→ Exercise data:
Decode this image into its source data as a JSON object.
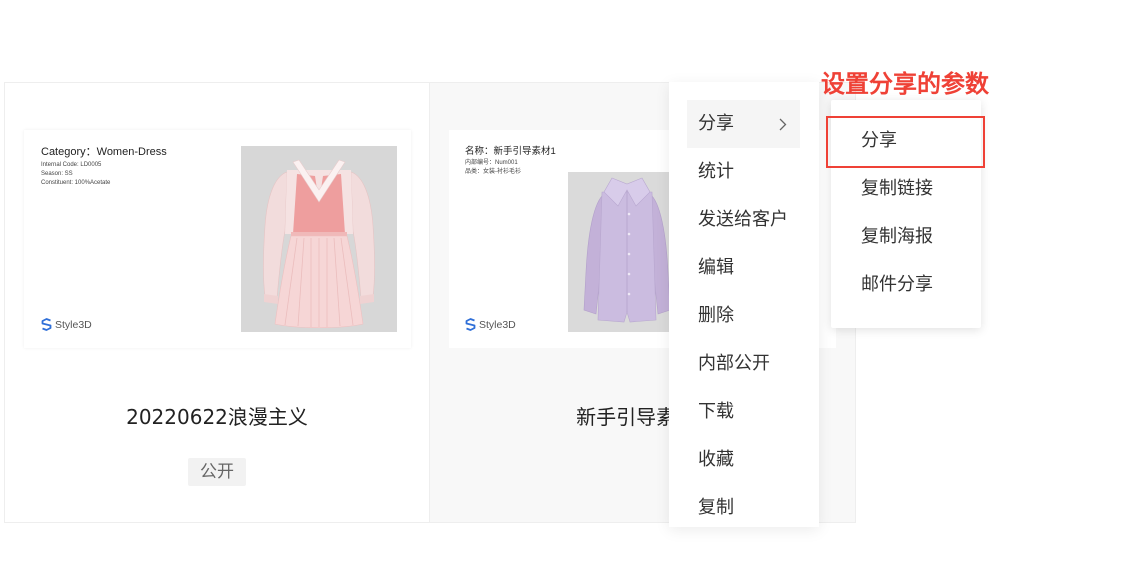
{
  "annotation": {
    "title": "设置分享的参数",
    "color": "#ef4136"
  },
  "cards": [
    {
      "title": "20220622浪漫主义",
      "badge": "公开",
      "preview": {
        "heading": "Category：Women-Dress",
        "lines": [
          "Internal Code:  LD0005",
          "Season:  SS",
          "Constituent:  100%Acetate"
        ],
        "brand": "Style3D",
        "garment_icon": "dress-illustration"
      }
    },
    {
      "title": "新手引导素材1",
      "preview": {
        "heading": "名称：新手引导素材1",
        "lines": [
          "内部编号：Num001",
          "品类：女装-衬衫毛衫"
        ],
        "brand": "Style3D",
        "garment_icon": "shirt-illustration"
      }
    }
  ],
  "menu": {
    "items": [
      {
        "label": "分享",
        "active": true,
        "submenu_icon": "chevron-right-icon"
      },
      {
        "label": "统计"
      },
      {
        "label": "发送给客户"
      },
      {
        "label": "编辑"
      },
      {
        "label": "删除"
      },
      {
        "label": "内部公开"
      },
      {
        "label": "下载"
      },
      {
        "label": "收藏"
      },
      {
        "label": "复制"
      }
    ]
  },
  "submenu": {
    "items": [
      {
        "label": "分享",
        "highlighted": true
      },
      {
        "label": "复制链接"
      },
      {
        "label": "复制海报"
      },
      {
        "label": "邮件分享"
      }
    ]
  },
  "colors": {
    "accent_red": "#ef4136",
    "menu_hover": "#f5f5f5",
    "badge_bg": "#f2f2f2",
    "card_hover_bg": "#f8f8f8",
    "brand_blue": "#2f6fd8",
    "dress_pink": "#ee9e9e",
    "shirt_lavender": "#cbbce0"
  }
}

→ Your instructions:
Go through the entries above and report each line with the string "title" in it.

→ Answer space:
    "title": "设置分享的参数",
      "title": "20220622浪漫主义",
      "title": "新手引导素材1",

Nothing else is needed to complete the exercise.